Featuring: Dr. Ron Waldman, George Washington University; Dr. Peter Ventevogel, UNHCR; Dr. Fahmy Hanna, WHO; Dr. Florence Baingana; Deborah Magdalena, MHPSS Working Group; Mahmuda Mahmuda, UNHCR Cox’s Bazar || Theme: How MHPSS issues in COVID-19 pandemic settings can be addressed, with field examples from COVID-19 and Ebola outbreaks.
“Mental Health and Psychosocial Support for COVID-10,” the fourth webinar in the COVID-19 and Humanitarian Settings weekly series, took place yesterday (Wednesday, April 22, 2020).
The webinar recording is now available:
Discussion topics will be posted in READY’s community discussion forum.
The COVID-19 pandemic and related public health measures have profound effects on the mental health and emotional well-being of people all over the world. In humanitarian settings, the pandemic leads to increased demand for mental health and psychosocial support (MHPSS) interventions, and strains existing MHPSS programming. In this webinar, Drs. Peter Ventevogel, Fahmy Hanna, and Florence Baingana explore how MHPSS issues in pandemic settings can be addressed, drawing upon field examples from COVID-19 and past outbreaks, including the West Africa Ebola epidemic.
Moderator: Dr. Ron Waldman, Professor, George Washington University Milken Institute School of Public Health
- Dr. Peter Ventevogel, Senior Mental Health Officer, Public Health Section, Division of Resilience and Solutions, UNHCR
- Dr. Fahmy Hanna, Technical Officer, Department of Mental Health and Substance Abuse, WHO
- Dr. Florence Baingana, Technical Consultant, Mental Health Policy, Planning and Programming
With field experience from:
- Deborah Magdalena, Coordinator Mental Health and Psychosocial Support Working Group, Maiduguri, Nigeria
- Mahmuda Mahmuda Assistant Psychosocial & Mental Health Officer, UNHCR Cox’s Bazar, Bangladesh

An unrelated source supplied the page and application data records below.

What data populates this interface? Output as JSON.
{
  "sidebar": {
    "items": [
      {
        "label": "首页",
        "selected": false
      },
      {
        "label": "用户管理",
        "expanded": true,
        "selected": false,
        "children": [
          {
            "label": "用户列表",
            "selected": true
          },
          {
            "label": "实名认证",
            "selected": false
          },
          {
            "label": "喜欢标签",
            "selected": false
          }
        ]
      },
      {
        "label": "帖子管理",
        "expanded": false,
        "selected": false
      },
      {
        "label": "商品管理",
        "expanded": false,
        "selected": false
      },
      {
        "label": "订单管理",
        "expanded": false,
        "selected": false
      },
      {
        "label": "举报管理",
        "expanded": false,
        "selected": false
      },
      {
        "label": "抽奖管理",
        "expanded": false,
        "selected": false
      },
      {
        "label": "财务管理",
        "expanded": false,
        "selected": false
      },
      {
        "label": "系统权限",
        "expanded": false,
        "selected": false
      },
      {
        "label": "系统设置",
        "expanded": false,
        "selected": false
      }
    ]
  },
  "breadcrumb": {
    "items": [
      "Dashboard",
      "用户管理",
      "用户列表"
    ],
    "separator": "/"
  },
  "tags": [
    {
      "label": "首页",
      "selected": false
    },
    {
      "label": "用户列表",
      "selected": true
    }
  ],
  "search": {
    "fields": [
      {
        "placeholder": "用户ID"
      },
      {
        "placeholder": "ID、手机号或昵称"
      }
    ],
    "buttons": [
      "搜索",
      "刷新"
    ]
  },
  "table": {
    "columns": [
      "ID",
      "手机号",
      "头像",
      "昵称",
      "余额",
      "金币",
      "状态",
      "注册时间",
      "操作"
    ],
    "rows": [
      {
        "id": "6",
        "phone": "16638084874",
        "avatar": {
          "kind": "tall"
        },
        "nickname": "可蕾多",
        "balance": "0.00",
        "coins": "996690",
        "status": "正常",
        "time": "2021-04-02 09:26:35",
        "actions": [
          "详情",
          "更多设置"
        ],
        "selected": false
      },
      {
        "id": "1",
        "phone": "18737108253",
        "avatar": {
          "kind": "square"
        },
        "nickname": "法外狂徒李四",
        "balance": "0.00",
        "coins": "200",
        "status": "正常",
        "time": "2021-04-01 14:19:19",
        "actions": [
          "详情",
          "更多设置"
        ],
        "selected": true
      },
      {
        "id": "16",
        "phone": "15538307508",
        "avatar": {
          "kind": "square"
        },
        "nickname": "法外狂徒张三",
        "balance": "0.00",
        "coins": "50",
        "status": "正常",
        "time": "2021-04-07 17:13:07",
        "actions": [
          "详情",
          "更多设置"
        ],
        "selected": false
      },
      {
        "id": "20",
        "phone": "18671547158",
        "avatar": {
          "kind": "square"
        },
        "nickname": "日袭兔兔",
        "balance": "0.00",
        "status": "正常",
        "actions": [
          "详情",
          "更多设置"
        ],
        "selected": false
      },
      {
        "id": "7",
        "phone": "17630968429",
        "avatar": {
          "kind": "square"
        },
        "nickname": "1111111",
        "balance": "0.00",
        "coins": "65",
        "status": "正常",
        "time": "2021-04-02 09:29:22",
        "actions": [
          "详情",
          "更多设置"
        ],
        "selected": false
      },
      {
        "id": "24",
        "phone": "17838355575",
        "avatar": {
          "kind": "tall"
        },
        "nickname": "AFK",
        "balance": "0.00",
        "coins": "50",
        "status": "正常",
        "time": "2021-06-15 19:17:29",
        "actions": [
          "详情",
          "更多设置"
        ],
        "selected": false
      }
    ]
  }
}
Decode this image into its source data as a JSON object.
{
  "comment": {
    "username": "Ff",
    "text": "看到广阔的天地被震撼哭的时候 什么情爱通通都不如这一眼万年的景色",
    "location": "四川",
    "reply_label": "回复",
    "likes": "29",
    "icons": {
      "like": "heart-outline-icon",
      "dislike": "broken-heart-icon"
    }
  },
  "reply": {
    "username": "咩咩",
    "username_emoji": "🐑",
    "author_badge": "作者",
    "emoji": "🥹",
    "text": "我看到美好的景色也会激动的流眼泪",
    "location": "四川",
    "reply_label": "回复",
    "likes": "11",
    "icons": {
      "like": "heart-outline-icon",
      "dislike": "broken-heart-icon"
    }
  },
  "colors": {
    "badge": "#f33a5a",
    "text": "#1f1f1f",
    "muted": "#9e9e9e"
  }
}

This website is made possible by the generous support of the American people through the United States Agency for International Development (USAID). READY is led by Save the Children in partnership with the Johns Hopkins Center for Humanitarian Health, the Johns Hopkins Center for Communication Programs, UK-Med, EcoHealth Alliance, and Mercy Malaysia. Site contents are the responsibility of READY and do not necessarily reflect the views of USAID or the United States Government.